The reserves declined further in 2020, falling by 2.3 percent to Sixty Three Billion, Seven Hundred Million Pula (P63.7 billion) in July 2020.  This was revealed by President Masisi during State of the Nation Address in November last year.

The decrease was mainly due to foreign exchange outflows associated with Government obligations and economy-wide import requirements.

However latest statistics(October 2020)  from Bank of Botswana reveal that Botswana’s foreign reserves are estimated at P58.4 billion, with  government’s share of these funds significantly low.

Government has since introduced several measures to contain costs and control expenditure with the most recent intervention being the halting of recruitment in government departments and parastatals.

Furthermore, Value Added Tax has been signaled to go up  from 12% to 14% in April this year with more hikes and service fees anticipated as government embarks on unprecedented domestic revenue mobilization.

Continue Reading

Business

Cresta signs lease agreement for Phakalane golf estate hotel. continues with growth agenda despite covid-19 impact

13th January 2021

Botswana Stock Exchange listed hotel group Cresta Marakanelo Limited (“CML” or “the Company”) announced the signing of a lease agreement for Phakalane Golf Estate Hotel & Convention Centre, which will see CML extend its footprint by adding the 4 star Gaborone property to its already impressive portfolio.  The agreement is subject to regulatory approvals therefore the effective date of the transaction is expected to be 1 February 2021.

 

CML brings a wealth of expertise to the lease and despite the difficult year for the tourism and hospitality industry, due to the impact of the COVID-19 pandemic, CML remains confident in the recovery of the sector and the need to invest in expanding the Company’s footprint.
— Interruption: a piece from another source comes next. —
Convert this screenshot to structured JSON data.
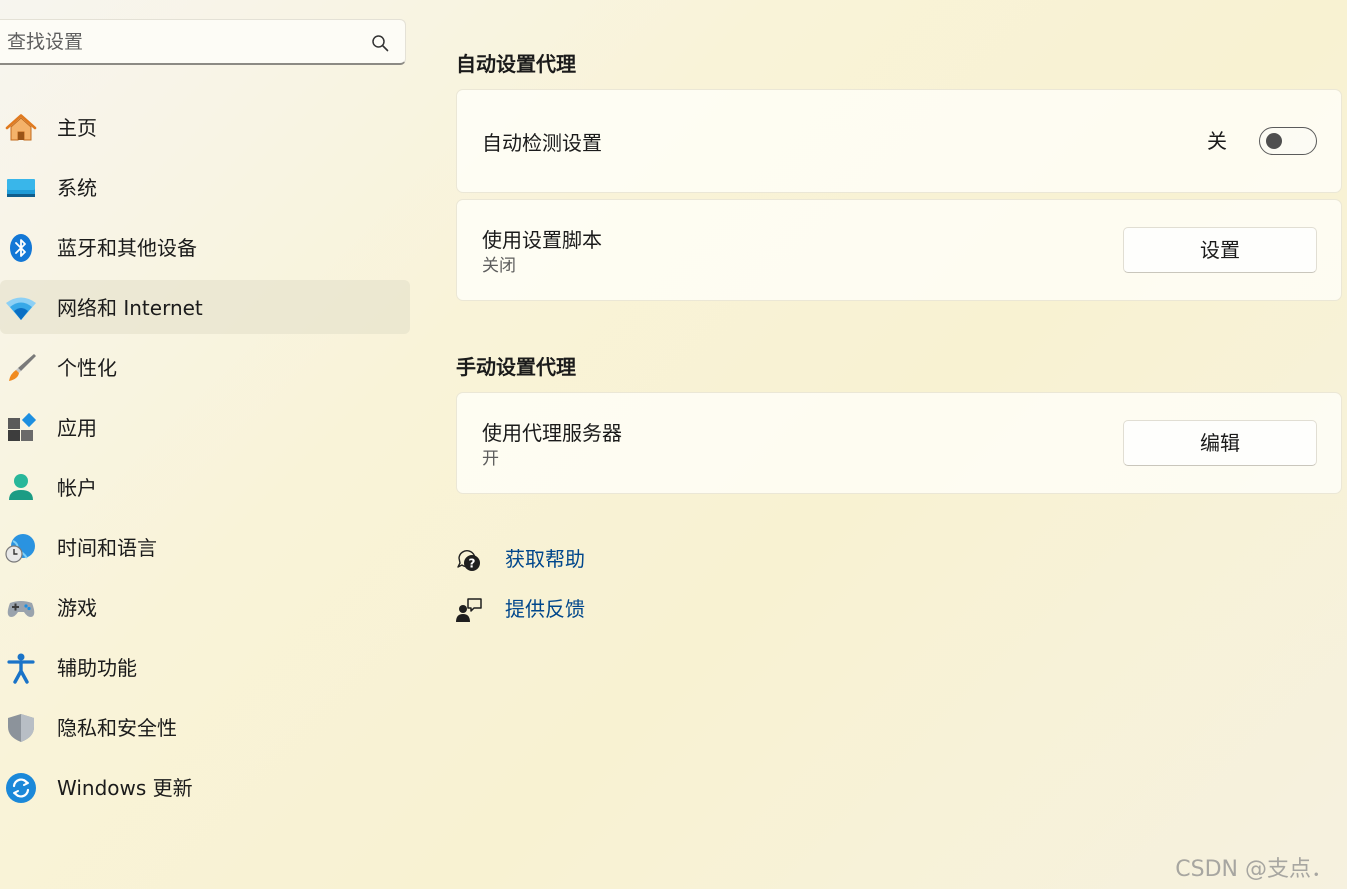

CML Managing Director, Mr Mokwena Morulane commented: “Our continued efforts to improve our offerings, understand the market dynamics and modern day trends in the face of global challenges, means we are ready for the changing face of tourism and international travel, and this addition to the Cresta portfolio signals our confidence in the future.  

 

“Despite the headwinds faced in 2020, Management has continued to focus on projects that enhance CML’s product offering such as the refurbishments at Cresta Mowana Safari Resort & Spa in the tourism capital Kasane and the ongoing refurbishment of Cresta Marang Residency in Francistown. The signing of the lease for the 4 star Phakalane Golf Estate Hotel & Conference Centre is a great addition to the Cresta portfolio and will unlock shareholder value in the future.

 

“We remain vigilant to value-enhancing opportunities including acquisitions or leases, after having reconsidered our pipeline against current and expected market conditions.”  

 

Commenting on the lease agreement, the Chief Executive Officer, Mr S Parthiban, speaking on behalf of Phakalane  noted; “No hotel chain holds as much expertise in the region, understands our local culture and tastes and what hospitality is about better than Cresta Marakanelo Limited. We believe that the renovations done to the property has made Phakalane Hotel and Convention Centre a unique product in Botswana and at par with international facilities.  We believe that this lease will benefit not only us as Phakalane , but the market in general as Cresta has run hotels successfully in Botswana for over 30 years and is therefore expected to bring new offerings that appeal to the local and international markets as well as the residents and visitors to the Golf Estate. We look forward to a long mutually beneficial relationship with Cresta.” 

 

CML like the rest of the tourism and hospitality industry and the entire value chain was hard hit by lockdowns  with the surge of COVID-19. By investing during the low period, the company hopes to realise the future value of spending time in preparing for the new consumer dynamics and behaviour.  Despite business interruptions as a result of a six-month long state of emergency and several lock-down periods declared by the Government of Botswana to limit the spread of COVID-19, the Company is starting to record an increase in occupancies, which bodes well for the recovery of the industry and the Company’s future prospects.

Continue Reading
Do NOT follow this link or you will be banned from the site!